From the award-winning poet and playwright behind Barber Shop Chronicles, The Half-God of Rainfall is an epic story and a lyrical exploration of pride, power and female revenge. There is something about Demi. When this boy is angry, rain clouds gather. When he cries, rivers burst their banks and the first time he takes a shot on a basketball court, the deities of the land take note. His mother, Modupe, looks on with a mixture of pride and worry. From close encounters, she knows Gods often act like men: the same fragile egos, the same unpredictable fury and the same sense of entitlement to the bodies of mortals. She will sacrifice everything to protect her son, but she knows the Gods will one day tire of sports fans, their fickle allegiances and misdirected prayers. When that moment comes, it won’t matter how special he is. Only the women in Demi’s life, the mothers, daughters and Goddesses, will stand between him and a lightning bolt.
Meet Don Tillman, the genetics professor with a scientific approach to everything. But he's facing a set of human dilemmas tougher than the trickiest of equations. Right now he is in professional hot water after a lecture goes viral for all the wrong reasons; his wife of 4,380 days, Rosie, is about to lose the research job she loves; and - the most serious problem of all - their eleven-year-old son, Hudson, is struggling at school. He's a smart kid, but socially awkward and not fitting in. Fortunately, Don's had a lifetime's experience of not fitting in. And he's going to share the solutions with Hudson. He'll need the help of old friends and new, lock horns with the education system, and face some big questions about himself. As well as opening the world's best cocktail bar. Big-hearted, hilarious and exuberantly life-affirming, The Rosie Result is a story of overcoming life's obstacles with a little love and a lot of overthinking. If you liked The Wisdom of Sally Red Shoes, Eleanor Oliphant is Completely Fine, and The Trouble with Goats and Sheep, then you'll love The Rosie Project series.
Literary fiction is a bit of a “catch-all” phrase. Some call it “Serious Fiction” but we prefer to think of it as all of the greatest stories ever told, all in one place. This is where you will find literary classics from literary masters past and present.

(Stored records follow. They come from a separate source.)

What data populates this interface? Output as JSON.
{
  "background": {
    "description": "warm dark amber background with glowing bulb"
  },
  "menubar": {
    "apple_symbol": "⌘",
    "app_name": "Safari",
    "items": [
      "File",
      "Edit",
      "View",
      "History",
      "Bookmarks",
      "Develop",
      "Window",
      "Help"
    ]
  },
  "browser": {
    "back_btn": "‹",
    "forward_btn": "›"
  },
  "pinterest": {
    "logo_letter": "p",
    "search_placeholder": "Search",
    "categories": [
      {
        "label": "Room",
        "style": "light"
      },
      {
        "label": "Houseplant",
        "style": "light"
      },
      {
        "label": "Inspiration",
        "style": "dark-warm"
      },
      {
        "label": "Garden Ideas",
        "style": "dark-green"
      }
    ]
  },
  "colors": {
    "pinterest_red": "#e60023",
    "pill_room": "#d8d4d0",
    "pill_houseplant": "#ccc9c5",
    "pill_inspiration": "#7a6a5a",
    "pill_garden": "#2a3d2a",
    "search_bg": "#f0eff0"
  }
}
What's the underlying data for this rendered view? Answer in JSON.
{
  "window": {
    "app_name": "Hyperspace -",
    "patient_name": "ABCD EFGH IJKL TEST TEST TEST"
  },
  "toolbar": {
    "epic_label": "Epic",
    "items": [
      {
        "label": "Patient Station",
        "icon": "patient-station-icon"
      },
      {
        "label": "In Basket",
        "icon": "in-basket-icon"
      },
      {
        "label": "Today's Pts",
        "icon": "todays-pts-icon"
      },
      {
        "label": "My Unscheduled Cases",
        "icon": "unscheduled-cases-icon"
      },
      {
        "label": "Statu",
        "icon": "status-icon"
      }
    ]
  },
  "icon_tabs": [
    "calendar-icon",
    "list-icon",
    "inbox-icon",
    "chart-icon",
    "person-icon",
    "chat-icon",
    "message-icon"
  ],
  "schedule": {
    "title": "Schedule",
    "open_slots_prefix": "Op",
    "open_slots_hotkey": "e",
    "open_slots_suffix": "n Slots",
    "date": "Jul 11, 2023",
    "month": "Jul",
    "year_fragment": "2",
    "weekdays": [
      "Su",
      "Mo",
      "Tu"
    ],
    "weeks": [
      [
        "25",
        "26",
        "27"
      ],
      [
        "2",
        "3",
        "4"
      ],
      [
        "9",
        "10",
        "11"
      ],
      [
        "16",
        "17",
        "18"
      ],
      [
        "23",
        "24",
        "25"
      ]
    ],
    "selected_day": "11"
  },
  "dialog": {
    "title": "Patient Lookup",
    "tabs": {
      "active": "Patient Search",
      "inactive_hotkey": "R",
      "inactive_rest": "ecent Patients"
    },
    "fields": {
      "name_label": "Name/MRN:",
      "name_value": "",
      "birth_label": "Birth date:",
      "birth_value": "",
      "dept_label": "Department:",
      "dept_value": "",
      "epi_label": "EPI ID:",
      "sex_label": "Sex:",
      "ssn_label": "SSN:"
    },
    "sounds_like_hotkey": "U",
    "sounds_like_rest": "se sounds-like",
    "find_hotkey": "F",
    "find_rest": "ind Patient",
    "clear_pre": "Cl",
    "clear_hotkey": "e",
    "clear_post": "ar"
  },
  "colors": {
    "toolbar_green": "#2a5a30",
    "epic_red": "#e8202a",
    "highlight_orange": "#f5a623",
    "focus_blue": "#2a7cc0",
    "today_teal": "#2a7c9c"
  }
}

Why not have a look at our monthly featured titles for inspiration? Revisit old friends? Discover new ones? Or finally read that book that your friends have been banging on about for ages? Whatever your reasons, settle down with your favourite tipple, unwind and open your mind with the home-spun brilliance of authors like Martin Amis, Salman Rushdie, David Nicholls and Zadie Smith; or those from further afield: Gabriel Garcia Marquez, Haruki Murakami, Ben Okri, Jostein Gaarder and so many more. There are obviously so many to choose from, you could get lost in the Sea of Choices.